URBAN DEVELOPMENT AND SOCIAL CHANGE 1692-2002
Kingston, Jamaica: Ian Randle Publishers
Kingston, Jamaica: Urban Development and Social Change, 1692‑2002 presents a cross-sectional approach to the social and economic development – slavery, post-emancipation, decolonization and independence – of one of the most vibrant cities in the Caribbean. This new edition of Colin Clarke’s path-breaking book extends the examination and analysis of Kingston’s social and economic development from the end of the colonial period in 1962 to the contemporary scene in the early 2000s. Colin Clarke not only reflects on his original fieldwork of forty-five years earlier and evaluates the existing text in relation to social theory in the intervening years, but also introduces the reader to the process of decolonization and its implications for urbanization, economic development and social change. He also examines the social and spatial structure of Kingston since 1962, focusing on urban decentralization, the development of uptown and downtown, and the shift towards greater class entrenchment under the impact of structural adjustment. An outstanding feature of the book is the use of cartography to express both social and spatial development and to explore the relationship between class, race/colour, family structure and religion.
Assessments of the original 1975 volume
‘Erudite, literate and beautifully illustrated, this book was a delight to read.’
–David Watts, Hull University
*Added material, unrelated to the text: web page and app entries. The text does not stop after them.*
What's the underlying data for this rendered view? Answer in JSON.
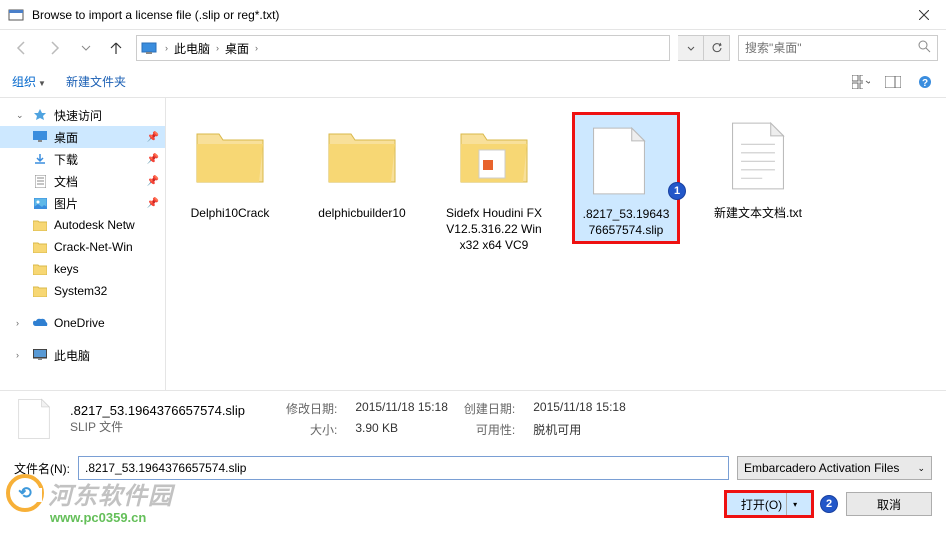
{
  "window": {
    "title": "Browse to import a license file (.slip or reg*.txt)"
  },
  "nav": {
    "breadcrumb": [
      "此电脑",
      "桌面"
    ],
    "search_placeholder": "搜索\"桌面\""
  },
  "toolbar": {
    "organize": "组织",
    "new_folder": "新建文件夹"
  },
  "sidebar": {
    "quick_access": "快速访问",
    "desktop": "桌面",
    "downloads": "下载",
    "documents": "文档",
    "pictures": "图片",
    "folders": [
      "Autodesk Netw",
      "Crack-Net-Win",
      "keys",
      "System32"
    ],
    "onedrive": "OneDrive",
    "this_pc": "此电脑"
  },
  "files": [
    {
      "name": "Delphi10Crack",
      "type": "folder"
    },
    {
      "name": "delphicbuilder10",
      "type": "folder"
    },
    {
      "name": "Sidefx Houdini FX V12.5.316.22 Win x32 x64 VC9",
      "type": "folder-doc"
    },
    {
      "name": ".8217_53.1964376657574.slip",
      "type": "file",
      "selected": true
    },
    {
      "name": "新建文本文档.txt",
      "type": "textfile"
    }
  ],
  "details": {
    "name": ".8217_53.1964376657574.slip",
    "type": "SLIP 文件",
    "mod_label": "修改日期:",
    "mod_value": "2015/11/18 15:18",
    "size_label": "大小:",
    "size_value": "3.90 KB",
    "created_label": "创建日期:",
    "created_value": "2015/11/18 15:18",
    "avail_label": "可用性:",
    "avail_value": "脱机可用"
  },
  "bottom": {
    "filename_label": "文件名(N):",
    "filename_value": ".8217_53.1964376657574.slip",
    "filter": "Embarcadero Activation Files",
    "open": "打开(O)",
    "cancel": "取消"
  },
  "watermark": {
    "text": "河东软件园",
    "url": "www.pc0359.cn"
  },
  "annotations": {
    "one": "1",
    "two": "2"
  }
}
‘This book is something of a milestone. It is the first detailed study of a major urban settlement in the Anglophone Caribbean, and a very good one.’
– Barry Higman, Australian National University